Asian Markets Mixed Before Key EU Summit
Asian markets were mixed on Thursday with a positive lead from Wall Street offset by low expectations of a breakthrough at a key EU summit to resolve the spiraling eurozone debt crisis.
The euro was little changed as investors waited anxiously to see if European Union leaders gathering for a two-day meeting starting later would offer any major support to the ailing single currency.
Tokyo stocks were 0.91 percent higher by noon, while Sydney edged up 0.23 percent. But Hong Kong was flat, Seoul was down 0.27 percent, and Shanghai slipped 0.41 percent.

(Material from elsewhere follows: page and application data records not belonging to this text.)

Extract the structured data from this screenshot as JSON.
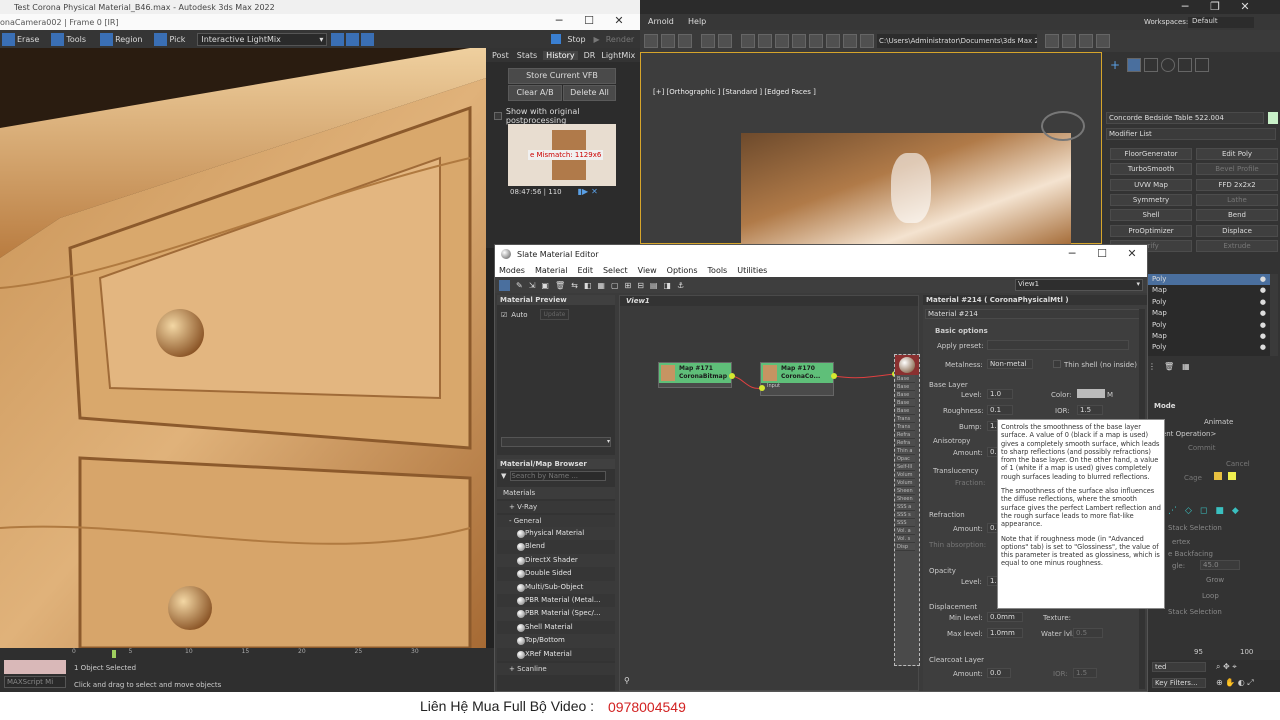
{
  "vfb": {
    "title": "Test Corona Physical Material_B46.max - Autodesk 3ds Max 2022",
    "subtitle": "onaCamera002 | Frame 0 [IR]",
    "toolbar": {
      "erase": "Erase",
      "tools": "Tools",
      "region": "Region",
      "pick": "Pick",
      "lightmix": "Interactive LightMix",
      "stop": "Stop",
      "render": "Render"
    },
    "tabs": [
      "Post",
      "Stats",
      "History",
      "DR",
      "LightMix"
    ],
    "store_btn": "Store Current VFB",
    "clear_btn": "Clear A/B",
    "delete_btn": "Delete All",
    "show_orig": "Show with original postprocessing",
    "mismatch": "e Mismatch: 1129x6",
    "thumb_time": "08:47:56 | 110"
  },
  "main_menu": {
    "arnold": "Arnold",
    "help": "Help",
    "workspaces_label": "Workspaces:",
    "workspace": "Default",
    "path": "C:\\Users\\Administrator\\Documents\\3ds Max 2022"
  },
  "viewport": {
    "label": "[+] [Orthographic ] [Standard ] [Edged Faces ]"
  },
  "cmd_panel": {
    "object_name": "Concorde Bedside Table 522.004",
    "modifier_list": "Modifier List",
    "modifiers": [
      [
        "FloorGenerator",
        "Edit Poly"
      ],
      [
        "TurboSmooth",
        "Bevel Profile"
      ],
      [
        "UVW Map",
        "FFD 2x2x2"
      ],
      [
        "Symmetry",
        "Lathe"
      ],
      [
        "Shell",
        "Bend"
      ],
      [
        "ProOptimizer",
        "Displace"
      ],
      [
        "erify",
        "Extrude"
      ]
    ],
    "stack": [
      "Poly",
      "Map",
      "Poly",
      "Map",
      "Poly",
      "Map",
      "Poly"
    ],
    "mode_label": "Mode",
    "animate": "Animate",
    "current_op": "urrent Operation>",
    "commit": "Commit",
    "cancel": "Cancel",
    "cage": "Cage",
    "stack_sel": "Stack Selection",
    "vertex": "ertex",
    "backfacing": "e Backfacing",
    "angle": "gle:",
    "angle_val": "45.0",
    "grow": "Grow",
    "loop": "Loop",
    "stack_sel2": "Stack Selection",
    "ted": "ted",
    "key_filters": "Key Filters...",
    "ruler_95": "95",
    "ruler_100": "100"
  },
  "sme": {
    "title": "Slate Material Editor",
    "menus": [
      "Modes",
      "Material",
      "Edit",
      "Select",
      "View",
      "Options",
      "Tools",
      "Utilities"
    ],
    "view_dropdown": "View1",
    "mat_preview": "Material Preview",
    "auto": "Auto",
    "update": "Update",
    "view_tab": "View1",
    "browser_title": "Material/Map Browser",
    "search_placeholder": "Search by Name ...",
    "materials_label": "Materials",
    "vray": "+ V-Ray",
    "general": "- General",
    "items": [
      "Physical Material",
      "Blend",
      "DirectX Shader",
      "Double Sided",
      "Multi/Sub-Object",
      "PBR Material (Metal...",
      "PBR Material (Spec/...",
      "Shell Material",
      "Top/Bottom",
      "XRef Material"
    ],
    "scanline": "+ Scanline",
    "nodes": [
      {
        "id": "Map #171",
        "type": "CoronaBitmap"
      },
      {
        "id": "Map #170",
        "type": "CoronaCo...",
        "port": "Input"
      }
    ],
    "main_ports": [
      "Base",
      "Base",
      "Base",
      "Base",
      "Base",
      "Trans",
      "Trans",
      "Refra",
      "Refra",
      "Thin a",
      "Opac",
      "Self-Ill",
      "Volum",
      "Volum",
      "Sheen",
      "Sheen",
      "SSS a",
      "SSS s",
      "SSS",
      "Vol. a",
      "Vol. s",
      "Disp"
    ],
    "props": {
      "header": "Material #214  ( CoronaPhysicalMtl )",
      "name": "Material #214",
      "basic": "Basic options",
      "apply_preset": "Apply preset:",
      "metalness": "Metalness:",
      "metal_val": "Non-metal",
      "thin_shell": "Thin shell (no inside)",
      "base_layer": "Base Layer",
      "level": "Level:",
      "level_val": "1.0",
      "color": "Color:",
      "roughness": "Roughness:",
      "rough_val": "0.1",
      "ior": "IOR:",
      "ior_val": "1.5",
      "bump": "Bump:",
      "bump_val": "1.",
      "anisotropy": "Anisotropy",
      "amount": "Amount:",
      "amount_val": "0.",
      "translucency": "Translucency",
      "fraction": "Fraction:",
      "refraction": "Refraction",
      "ref_amount": "Amount:",
      "ref_amount_val": "0.",
      "thin_abs": "Thin absorption:",
      "opacity": "Opacity",
      "op_level": "Level:",
      "op_level_val": "1.",
      "displacement": "Displacement",
      "min_level": "Min level:",
      "min_val": "0.0mm",
      "texture": "Texture:",
      "max_level": "Max level:",
      "max_val": "1.0mm",
      "water_lvl": "Water lvl.",
      "water_val": "0.5",
      "clearcoat": "Clearcoat Layer",
      "cc_amount": "Amount:",
      "cc_amount_val": "0.0",
      "cc_ior": "IOR:",
      "cc_ior_val": "1.5"
    },
    "tooltip": [
      "Controls the smoothness of the base layer surface. A value of 0 (black if a map is used) gives a completely smooth surface, which leads to sharp reflections (and possibly refractions) from the base layer. On the other hand, a value of 1 (white if a map is used) gives completely rough surfaces leading to blurred reflections.",
      "The smoothness of the surface also influences the diffuse reflections, where the smooth surface gives the perfect Lambert reflection and the rough surface leads to more flat-like appearance.",
      "Note that if roughness mode (in \"Advanced options\" tab) is set to \"Glossiness\", the value of this parameter is treated as glossiness, which is equal to one minus roughness."
    ]
  },
  "status": {
    "maxscript": "MAXScript Mi",
    "selected": "1 Object Selected",
    "hint": "Click and drag to select and move objects",
    "ticks": [
      "0",
      "5",
      "10",
      "15",
      "20",
      "25",
      "30"
    ]
  },
  "banner": {
    "text": "Liên Hệ Mua Full Bộ Video :",
    "phone": "0978004549"
  },
  "colors": {
    "accent": "#5aa0e6",
    "node_green": "#5fbf79",
    "banner_phone": "#d22222"
  }
}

All eyes are on Brussels, but investors fear that divisions may scupper efforts to bring the euro back from the brink.
German Chancellor Angela Merkel flew to Paris late Wednesday for talks with French President Francois Hollande in an 11th-hour bid to bridge the gap between Europe’s two biggest economies over how to solve the crisis.
Adding to the pessimism surrounding the summit, she warned lawmakers in Berlin that there were “no quick, no easy” solutions, and no “magic formula” to end the problems in the 17-nation currency bloc.
The debt crisis has now forced five countries — Cyprus, Spain, Greece, Portugal and Ireland — to request aid.
“Frankly, there is a dearth of trading incentives, as all eyes now shift to the EU summit,” said Kenichi Hirano, operating officer at Tachibana Securities.
A bright spot amid the eurozone gloom was news that shares in Malaysia palm oil giant Felda Global jumped 18.46 percent on its stock market debut, in the world’s second-largest IPO this year after Facebook.
Felda Global opened at 5.39 ringgit ($1.69) on the Bursa Malaysia, well up from the institutional price of 4.55 ringgit in the flotation, which raised $3.12 billion.
Positive data from the United States also gave markets some relief, with a pending home sales report that returned to March’s two-year high in May and a solid increase in durable goods orders.
At the close of trade Wednesday, the Dow Jones Industrial Average was up 92.34 points (0.74 percent) at 12,627.01.
The S&P 500 index advanced 11.86 (0.90 percent) to 1,331.85, while the tech-rich Nasdaq rose 21.26 (0.74 percent) to 2,875.32.
In Sydney, News Corp. stock jumped 3.37 percent Thursday on a Wall Street Journal report that Rupert Murdoch company’s board had agreed in principle to separate its entertainment division from struggling publishing businesses.
The rise brought the shares’ rally to eight percent since news of the split emerged earlier this week.
New York’s main oil contract, light sweet crude for August delivery, was 39 cents higher at $80.60 a barrel and Brent North Sea crude for August delivery advanced 23 cents to $93.73.
The common currency bought $1.2491 and 99.20 yen in Tokyo trade, from $1.2467 and 99.38 yen in New York late Wednesday. The dollar was weaker at 79.44 yen from 79.71 yen.
Gold was at $1,575.70 an ounce at 0240 GMT, compared with $1,566.96 an ounce late Wednesday.